A loving husband and father, Stephen is survived by Kathy, his wife of 34 years, as well as his children, Melody, Miriam and Caleb. He became committed to the Lord as an adult and was an avid Bible student and an ordained Baptist minister, known for his gentle and loving demeanor and great sense of humor. Stephen was also a lifelong musician, singer and songwriter whose music touched people in many countries around the world and whose voice can be heard on dozens of albums by popular performers including Dolly Parton, Marie Osmond, Jake Hess, George Younce, Jessy Dixon, Mark Lowry and others.

Once Ben Speer was introduced to the tall tenor's unmistakable talent, he passed word along to Bill Gaither, and Stephen became a regular on the Gaither Homecoming video series for over 15 years. He was also a background singer on the Nashville Network's "Prime Time Country" television program. And he wrote many great songs over the years, including "Why Can't All God's Children Get Along," which was nominated for the Gospel Music Association's Song of the Year in 2010.

At his homegoing service on August 13 in Nashville, Tenn., family and friends gathered to sing, to mourn, to share memories and to celebrate Stephen's life. A star-studded choir of more than 80 filled the stage at Grace Church of the Nazarene, including Bill Gaither, Ben Speer, Jason Crabb, Lynda Randle, the Martins, the Booth Brothers, the Isaacs, Ivan Parker, Gene McDonald, Jeff & Sheri Easter and too many more to name.

[The Homecoming choir sings along with Stephen’s video tribute]

Buddy Greene started the ceremony, the plaintive notes of his harmonica filling the air with the old classic, "Amazing Grace," joined by the swelling hum of the choir and featuring Mandy Barnett as soloist. One of Stephen's closest friends and his "partner in crime," Woody Wright, gave the opening remarks and then performed Stephen's song "Pray, Pray, Pray" with Reggie and Ladye Love Smith. 

It became a true worship service as the choir and various soloists sang songs penned by Stephen, as well as other songs of praise. A beautiful a cappella arrangement of "It Is Well with My Soul" was sung by the female trio Sisters, since the familiar hymn was the last song performed by Stephen Hill. Equally stirring was when the choir joined a tearful Ben Speer in singing "Precious Lord, Take My Hand." Later, Bill mentioned that Stephen had "one foot in country and the other in black gospel, and he wore both shoes well," as he introduced Angela Primm, who had everyone on their feet singing along to "O Happy Day." And Woody Wright gave a wonderful performance of "Go Rest High on that Mountain," joined by Tony and Regina King. (Pictured right: Woody and the choir celebrate their dear friend’s life)
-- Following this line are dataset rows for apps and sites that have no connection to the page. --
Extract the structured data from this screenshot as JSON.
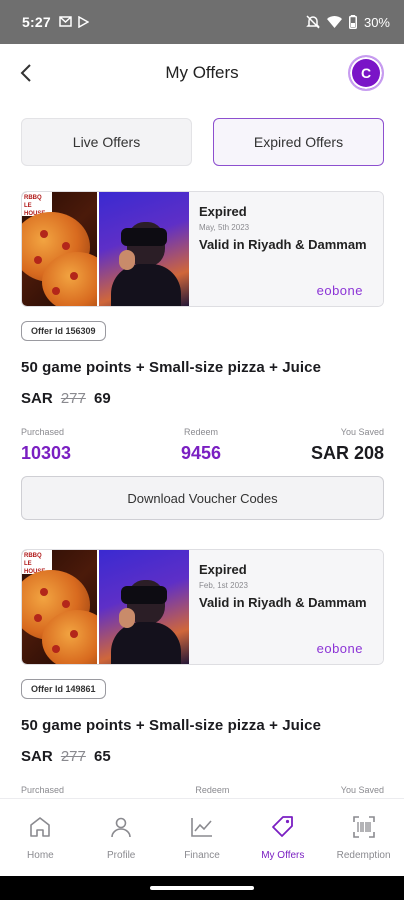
{
  "status_bar": {
    "time": "5:27",
    "battery": "30%"
  },
  "header": {
    "title": "My Offers",
    "avatar_initial": "C"
  },
  "tabs": [
    {
      "label": "Live Offers"
    },
    {
      "label": "Expired Offers"
    }
  ],
  "offers": [
    {
      "status": "Expired",
      "date": "May, 5th 2023",
      "validity": "Valid in Riyadh & Dammam",
      "brand": "eobone",
      "restaurant_logo": "RBBQ LE HOUSE",
      "offer_id": "Offer Id 156309",
      "title": "50 game points + Small-size pizza + Juice",
      "currency": "SAR",
      "old_price": "277",
      "new_price": "69",
      "stats": [
        {
          "label": "Purchased",
          "value": "10303"
        },
        {
          "label": "Redeem",
          "value": "9456"
        },
        {
          "label": "You Saved",
          "value": "SAR 208"
        }
      ],
      "download_label": "Download Voucher Codes"
    },
    {
      "status": "Expired",
      "date": "Feb, 1st 2023",
      "validity": "Valid in Riyadh & Dammam",
      "brand": "eobone",
      "restaurant_logo": "RBBQ LE HOUSE",
      "offer_id": "Offer Id 149861",
      "title": "50 game points + Small-size pizza + Juice",
      "currency": "SAR",
      "old_price": "277",
      "new_price": "65",
      "stats": [
        {
          "label": "Purchased",
          "value": ""
        },
        {
          "label": "Redeem",
          "value": ""
        },
        {
          "label": "You Saved",
          "value": ""
        }
      ]
    }
  ],
  "bottom_nav": [
    {
      "label": "Home",
      "icon": "home-icon"
    },
    {
      "label": "Profile",
      "icon": "profile-icon"
    },
    {
      "label": "Finance",
      "icon": "finance-chart-icon"
    },
    {
      "label": "My Offers",
      "icon": "tag-icon",
      "active": true
    },
    {
      "label": "Redemption",
      "icon": "barcode-scan-icon"
    }
  ],
  "colors": {
    "accent": "#7a1fc2",
    "status_bar": "#6f6f6f"
  }
}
Meaningful messages were shared by Pastors Jim Wooten and George Bates. Wooten quipped that "Stephen could sing the phone book and make it special." Bates talked about "the authenticity of this amazing singer and chosen servant of God," saying that Stephen was just as committed and joyful performing for a handful of people at a storefront church as he was before tens of thousands at the Georgia Dome. Bates also joked that Stephen would call him occasionally saying "I have sinned," to which Bates, knowing the singer's propensity for speeding, would reply, "How fast were you going?"

Others shared touching and often humorous memories of the man many Homecoming friends knew as "Mega Daddy," who could be quite a prankster. Long-time friend Marvin King said that Stephen could "sing harmony with a dog whistle," and revealed how Stephen had loved to "torment" him. Every year on Marvin's birthday, Stephen and his wife Kathy would call him and sing "Happy Birthday" to him--at about 4:30 in the morning! And Stephen's daughter Miriam tearfully shared how much she loved her father and how she was so grateful for the kind of man that he was.
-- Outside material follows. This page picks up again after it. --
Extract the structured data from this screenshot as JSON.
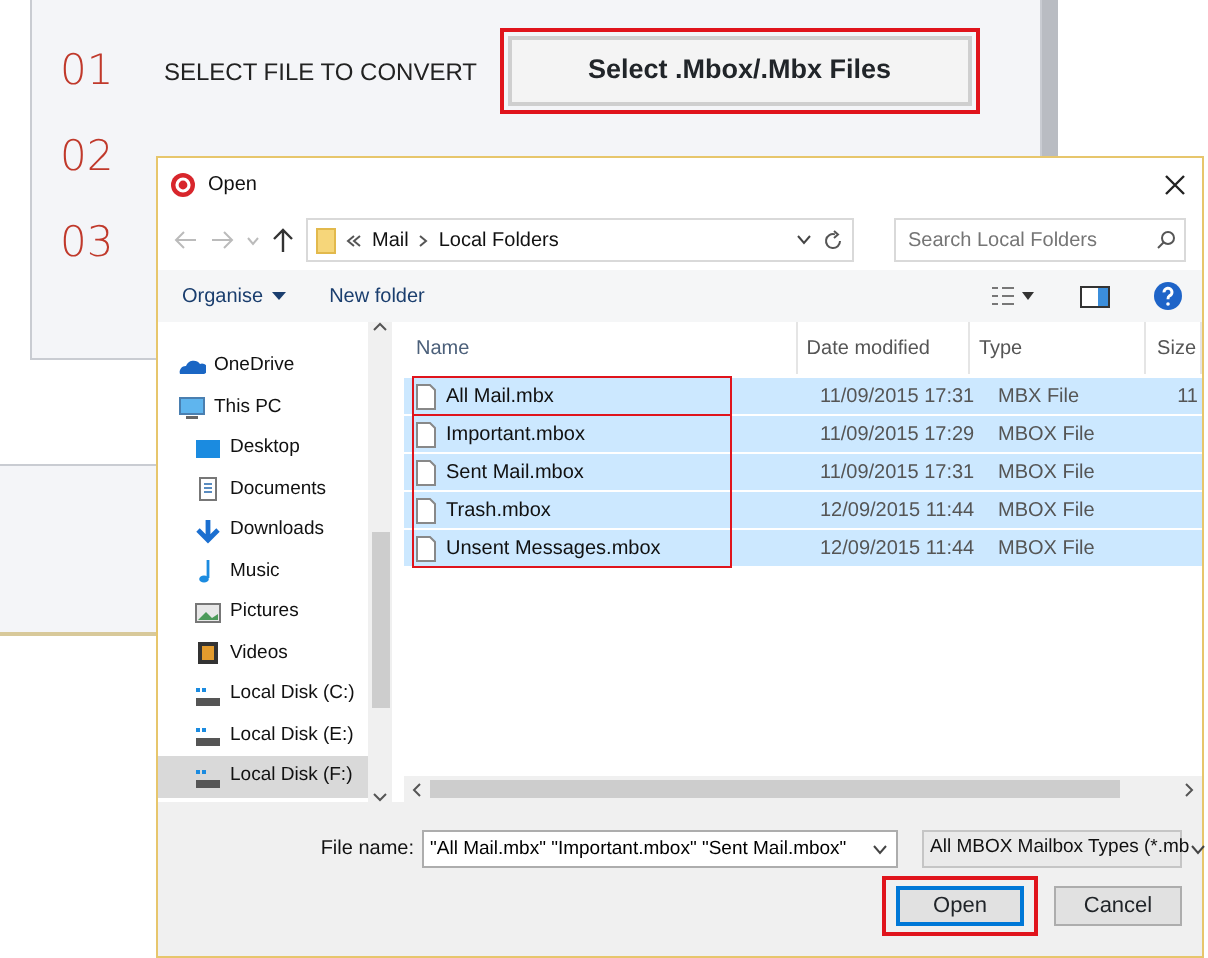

Throughout the joking and the tears, it was clear that Stephen Hill's life had a great impact on many. His soulful tenor rang clear once more over the crowd as a video tribute was shown, and everyone joined in on the closing song that Stephen had penned, "Why Can't All God's Children Get Along." One thing is certain--this tall, gentle man will be loved and remembered long beyond his years spent on earth.

[Woody and Stephen performing in Sweden during their annual Christmas tour.]

Many artists have also posted their thoughts via Facebook and Twitter:
"RIP Stephen Hill ... You were a gentle giant ... You will be missed." — Ernie Haase

"My heart is breaking for Stephen Hill's family. Please pray for them. Stephen was an incredible, gentle man whose presence filled a room." — Sheri Easter

"Temporary goodbye to my friend Stephen Hill. I will miss your funky mountain tenor, your gentle soul and brilliant wit." — Tanya Goodman Sykes

"So sad to lose Stephen Hill. He was a singer's singer--and he had a heart as big as he was..." — Janet Paschal

"We are saddened over the loss of our dear friend Stephen Hill. Wonderful man! Please keep all the Hill family in your prayers." — The Isaacs

"Our hearts are stunned and absolutely broken by the extremely sudden passing of Stephen Hill. Please keep his sweet family in your prayers." — Dean Hopper

"Our prayers go out to the family of our friend Stephen Hill ... heaven's choir just took everything up about three keys higher. :)" — Lauren Talley Alvey

"I am so sad to hear about the passing of Stephen Hill. He was an incredible singer, and an even better person. We will miss him." — Gordon Mote